Gil Shaham is one of the foremost violinists of our time: his flawless technique combined with his inimitable warmth and generosity of spirit has solidified his renown as an American master. The Grammy Award-winner, also named Musical America’s “Instrumentalist of the Year,” is sought after throughout the world for concerto appearances with leading orchestras and conductors, and regularly gives recitals and appears with ensembles on the world’s great concert stages and at the most prestigious festivals.
Long recognized as one of its finest exponents, it is with Korngold’s concerto that Shaham launches the 2015-16 season at the Berlin Philharmonic under Zubin Mehta. Besides reprising John Williams’s concerto with Stéphane Denève and the Boston Symphony, where he previously recorded the concerto under the composer’s direction, he performs Bach with the Los Angeles Philharmonic and Gustavo Dudamel; Brahms with the Orchestre de Paris; Tchaikovsky with the Orchestra del Teatro di San Carlo and the New World, Sioux City, and Nashville Symphonies; and Mendelssohn during a Montreal Symphony residency and on a European tour with the Singapore Symphony.
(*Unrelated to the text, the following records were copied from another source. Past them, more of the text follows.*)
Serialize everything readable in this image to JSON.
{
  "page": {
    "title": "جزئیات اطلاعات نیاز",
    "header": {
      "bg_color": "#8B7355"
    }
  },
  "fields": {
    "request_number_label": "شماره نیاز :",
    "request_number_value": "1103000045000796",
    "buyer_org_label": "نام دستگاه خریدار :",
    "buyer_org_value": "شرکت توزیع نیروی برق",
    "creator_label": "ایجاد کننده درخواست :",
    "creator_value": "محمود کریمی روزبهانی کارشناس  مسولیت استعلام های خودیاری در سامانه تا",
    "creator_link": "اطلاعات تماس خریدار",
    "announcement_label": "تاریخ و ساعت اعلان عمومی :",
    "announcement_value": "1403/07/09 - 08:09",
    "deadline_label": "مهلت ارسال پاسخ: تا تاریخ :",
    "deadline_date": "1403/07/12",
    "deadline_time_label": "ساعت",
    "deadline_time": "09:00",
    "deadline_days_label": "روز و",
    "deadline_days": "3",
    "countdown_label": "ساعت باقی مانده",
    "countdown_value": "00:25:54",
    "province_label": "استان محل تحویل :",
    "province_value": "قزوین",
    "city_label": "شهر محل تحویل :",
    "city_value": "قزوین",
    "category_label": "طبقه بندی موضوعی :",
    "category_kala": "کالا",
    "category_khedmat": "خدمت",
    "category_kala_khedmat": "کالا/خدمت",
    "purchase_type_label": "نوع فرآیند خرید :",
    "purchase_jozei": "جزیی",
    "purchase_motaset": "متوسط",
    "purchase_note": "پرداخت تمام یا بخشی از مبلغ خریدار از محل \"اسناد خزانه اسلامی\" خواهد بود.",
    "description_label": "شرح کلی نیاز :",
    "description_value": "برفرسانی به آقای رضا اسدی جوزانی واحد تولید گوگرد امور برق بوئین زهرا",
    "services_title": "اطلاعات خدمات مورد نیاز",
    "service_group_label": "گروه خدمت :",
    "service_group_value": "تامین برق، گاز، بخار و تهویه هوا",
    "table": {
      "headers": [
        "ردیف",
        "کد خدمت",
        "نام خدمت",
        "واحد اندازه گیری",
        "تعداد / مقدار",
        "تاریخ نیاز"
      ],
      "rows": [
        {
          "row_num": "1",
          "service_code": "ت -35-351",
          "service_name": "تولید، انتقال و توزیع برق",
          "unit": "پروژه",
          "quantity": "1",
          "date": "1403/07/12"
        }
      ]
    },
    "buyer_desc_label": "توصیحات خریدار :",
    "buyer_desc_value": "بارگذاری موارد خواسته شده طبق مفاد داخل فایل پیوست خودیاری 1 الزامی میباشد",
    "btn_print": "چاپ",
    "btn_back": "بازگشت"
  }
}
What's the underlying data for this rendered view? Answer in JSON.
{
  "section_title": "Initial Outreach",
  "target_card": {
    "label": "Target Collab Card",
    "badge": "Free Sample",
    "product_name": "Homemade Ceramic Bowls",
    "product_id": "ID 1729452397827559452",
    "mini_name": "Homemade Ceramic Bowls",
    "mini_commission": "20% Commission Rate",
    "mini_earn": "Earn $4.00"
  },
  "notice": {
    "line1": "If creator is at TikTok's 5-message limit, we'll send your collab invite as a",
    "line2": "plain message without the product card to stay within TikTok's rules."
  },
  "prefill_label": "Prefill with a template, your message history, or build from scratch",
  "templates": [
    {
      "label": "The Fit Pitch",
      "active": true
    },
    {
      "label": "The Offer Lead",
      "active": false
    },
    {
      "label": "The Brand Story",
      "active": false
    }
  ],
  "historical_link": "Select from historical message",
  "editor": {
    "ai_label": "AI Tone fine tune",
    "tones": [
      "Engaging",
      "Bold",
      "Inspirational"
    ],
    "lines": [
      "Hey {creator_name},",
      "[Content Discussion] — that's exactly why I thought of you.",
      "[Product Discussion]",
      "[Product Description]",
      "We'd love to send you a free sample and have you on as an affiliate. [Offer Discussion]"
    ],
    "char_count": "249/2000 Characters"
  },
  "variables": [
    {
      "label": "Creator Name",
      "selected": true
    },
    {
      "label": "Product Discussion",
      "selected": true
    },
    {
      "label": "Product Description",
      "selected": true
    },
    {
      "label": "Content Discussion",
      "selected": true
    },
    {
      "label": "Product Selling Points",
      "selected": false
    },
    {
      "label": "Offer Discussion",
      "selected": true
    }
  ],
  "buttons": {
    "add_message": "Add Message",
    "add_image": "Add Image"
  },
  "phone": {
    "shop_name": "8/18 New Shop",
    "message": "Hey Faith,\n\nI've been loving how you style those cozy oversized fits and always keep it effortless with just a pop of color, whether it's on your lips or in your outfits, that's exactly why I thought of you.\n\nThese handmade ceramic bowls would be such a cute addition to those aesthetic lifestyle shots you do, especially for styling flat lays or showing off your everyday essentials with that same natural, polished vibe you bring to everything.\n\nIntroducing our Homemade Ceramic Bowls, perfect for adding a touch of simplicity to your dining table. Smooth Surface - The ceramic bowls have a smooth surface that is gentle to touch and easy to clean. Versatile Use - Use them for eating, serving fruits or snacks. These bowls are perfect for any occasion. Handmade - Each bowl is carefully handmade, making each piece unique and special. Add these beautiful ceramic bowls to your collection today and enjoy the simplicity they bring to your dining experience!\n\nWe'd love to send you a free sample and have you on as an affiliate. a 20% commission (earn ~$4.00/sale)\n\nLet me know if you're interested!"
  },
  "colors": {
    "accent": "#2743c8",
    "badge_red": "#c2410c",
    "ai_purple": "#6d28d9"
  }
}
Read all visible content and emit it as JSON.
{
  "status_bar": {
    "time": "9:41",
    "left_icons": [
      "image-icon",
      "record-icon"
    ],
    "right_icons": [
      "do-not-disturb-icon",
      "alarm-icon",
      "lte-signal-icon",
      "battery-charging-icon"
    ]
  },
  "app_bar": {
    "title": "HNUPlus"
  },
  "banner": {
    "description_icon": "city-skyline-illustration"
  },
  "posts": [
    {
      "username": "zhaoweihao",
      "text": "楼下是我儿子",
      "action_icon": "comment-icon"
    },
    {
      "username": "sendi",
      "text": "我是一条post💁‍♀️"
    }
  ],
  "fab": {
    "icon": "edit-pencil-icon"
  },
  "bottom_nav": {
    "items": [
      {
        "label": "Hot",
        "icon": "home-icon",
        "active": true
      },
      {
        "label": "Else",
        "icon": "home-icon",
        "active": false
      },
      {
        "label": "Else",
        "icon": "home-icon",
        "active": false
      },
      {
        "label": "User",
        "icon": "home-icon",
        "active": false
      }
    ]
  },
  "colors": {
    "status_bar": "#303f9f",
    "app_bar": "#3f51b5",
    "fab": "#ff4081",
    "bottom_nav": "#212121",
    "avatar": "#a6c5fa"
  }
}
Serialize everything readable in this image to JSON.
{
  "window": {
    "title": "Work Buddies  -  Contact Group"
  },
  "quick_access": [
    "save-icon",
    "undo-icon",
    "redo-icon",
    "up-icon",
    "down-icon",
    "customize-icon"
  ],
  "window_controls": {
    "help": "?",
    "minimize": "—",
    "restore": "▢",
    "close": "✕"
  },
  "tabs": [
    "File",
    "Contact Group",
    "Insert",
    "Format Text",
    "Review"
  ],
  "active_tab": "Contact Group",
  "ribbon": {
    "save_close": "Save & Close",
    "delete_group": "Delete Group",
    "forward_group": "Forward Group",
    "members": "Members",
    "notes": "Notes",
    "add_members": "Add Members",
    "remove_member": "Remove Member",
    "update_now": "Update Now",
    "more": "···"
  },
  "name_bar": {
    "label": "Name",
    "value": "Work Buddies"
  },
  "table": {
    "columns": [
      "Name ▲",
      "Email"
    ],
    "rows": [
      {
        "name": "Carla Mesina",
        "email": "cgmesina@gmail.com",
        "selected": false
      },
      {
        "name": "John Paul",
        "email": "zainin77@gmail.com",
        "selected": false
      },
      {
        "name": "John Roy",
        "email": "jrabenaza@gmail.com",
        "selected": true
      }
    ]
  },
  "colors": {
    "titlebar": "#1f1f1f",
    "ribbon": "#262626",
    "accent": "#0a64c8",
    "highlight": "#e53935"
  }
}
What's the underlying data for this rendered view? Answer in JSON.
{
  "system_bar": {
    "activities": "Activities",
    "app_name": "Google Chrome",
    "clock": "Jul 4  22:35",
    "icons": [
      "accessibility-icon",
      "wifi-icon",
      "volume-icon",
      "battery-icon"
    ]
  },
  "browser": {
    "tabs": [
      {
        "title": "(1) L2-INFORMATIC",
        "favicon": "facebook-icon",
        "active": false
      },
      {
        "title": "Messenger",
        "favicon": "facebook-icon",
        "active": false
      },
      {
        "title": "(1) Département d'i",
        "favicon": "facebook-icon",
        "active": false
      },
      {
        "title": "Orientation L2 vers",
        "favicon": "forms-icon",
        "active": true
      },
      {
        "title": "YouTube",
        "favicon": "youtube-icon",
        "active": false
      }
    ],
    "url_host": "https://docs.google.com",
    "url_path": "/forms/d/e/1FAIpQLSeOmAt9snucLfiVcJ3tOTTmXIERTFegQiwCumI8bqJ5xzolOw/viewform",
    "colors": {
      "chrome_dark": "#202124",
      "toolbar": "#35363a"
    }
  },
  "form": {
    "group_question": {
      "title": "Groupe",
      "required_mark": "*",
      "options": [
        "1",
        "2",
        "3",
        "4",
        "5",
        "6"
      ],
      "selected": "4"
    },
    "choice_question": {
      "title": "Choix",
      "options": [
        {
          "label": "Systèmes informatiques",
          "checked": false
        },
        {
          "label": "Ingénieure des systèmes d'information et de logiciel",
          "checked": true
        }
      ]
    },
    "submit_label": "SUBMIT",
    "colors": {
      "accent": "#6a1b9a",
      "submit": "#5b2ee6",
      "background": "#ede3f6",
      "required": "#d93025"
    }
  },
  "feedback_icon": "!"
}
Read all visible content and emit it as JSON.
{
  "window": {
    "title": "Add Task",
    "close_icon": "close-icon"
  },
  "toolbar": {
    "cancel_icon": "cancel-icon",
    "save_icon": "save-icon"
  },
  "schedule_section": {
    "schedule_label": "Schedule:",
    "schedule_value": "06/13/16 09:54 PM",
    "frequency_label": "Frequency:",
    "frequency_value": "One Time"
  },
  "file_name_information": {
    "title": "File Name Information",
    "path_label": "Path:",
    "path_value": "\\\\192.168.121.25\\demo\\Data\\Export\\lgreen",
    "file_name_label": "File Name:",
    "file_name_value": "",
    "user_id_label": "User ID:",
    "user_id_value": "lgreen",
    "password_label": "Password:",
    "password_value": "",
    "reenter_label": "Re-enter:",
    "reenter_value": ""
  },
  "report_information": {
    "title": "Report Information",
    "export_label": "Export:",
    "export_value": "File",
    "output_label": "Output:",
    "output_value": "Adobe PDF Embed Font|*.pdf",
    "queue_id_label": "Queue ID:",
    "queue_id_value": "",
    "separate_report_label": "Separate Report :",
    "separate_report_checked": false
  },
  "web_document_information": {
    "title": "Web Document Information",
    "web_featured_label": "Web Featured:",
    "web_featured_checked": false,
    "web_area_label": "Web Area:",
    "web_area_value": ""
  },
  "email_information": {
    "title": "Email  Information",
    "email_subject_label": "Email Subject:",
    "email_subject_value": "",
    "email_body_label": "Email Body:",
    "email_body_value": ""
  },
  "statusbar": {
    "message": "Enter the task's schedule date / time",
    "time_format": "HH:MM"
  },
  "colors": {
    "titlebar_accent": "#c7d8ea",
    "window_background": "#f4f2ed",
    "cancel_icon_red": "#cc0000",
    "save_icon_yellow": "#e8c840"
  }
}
Shaham’s longterm exploration of “Violin Concertos of the 1930s” enters an eighth season with performances of Bartók’s Second with the Chicago Symphony and the Philadelphia Orchestra at Carnegie Hall and the Kimmel Center, Barber with the Orchestre National de Lyon and Orchestra dell’Accademia Nazionale di Santa Cecilia, and Prokofiev’s Second on an extensive North American tour with The Knights to celebrate the release of Violin Concertos of the 1930s, Vol. 2. Issued on the violinist’s own Canary Classics label, this marks the project’s second title, and pairs his recordings of Prokofiev with The Knights and of Bartók with the Stuttgart Radio Symphony. As well as undertaking a tour of European capitals with Sejong and a residency at the University of North Carolina at Chapel Hill, Shaham continues touring to London’s Wigmore Hall and key North American venues with accounts of Bach’s complete unaccompanied sonatas and partitas in a special multimedia collaboration with photographer and video artist David Michalek.
Last season, Shaham headlined the Seattle Symphony’s opening-night gala, before joining the San Francisco Symphony and Michael Tilson for Prokofiev’s Second at Carnegie Hall and other stops on the orchestra’s 20th-anniversary tour. The Prokofiev was one of the works showcased in the “Violin Concertos of the 1930s” project, which also took him to the Philadelphia Orchestra for Berg and to the Berlin Radio Symphony and London Symphony Orchestra for Britten. Besides premiering David Bruce’s new concerto with the San Diego Symphony, Gil Shaham’s orchestral highlights included Bach with the Sydney and Dallas Symphonies and Mendelssohn in Tokyo, Canada, Luxembourg, and with Gustavo Dudamel and the Los Angeles Philharmonic at the Hollywood Bowl. After Canary Classics released his interpretation of Bach’s complete solo sonatas and partitas on disc, Shaham gave unaccompanied Bach recitals at Chicago’s Symphony Center, L.A.’s Disney Hall, and other U.S. venues, in company with David Michalek.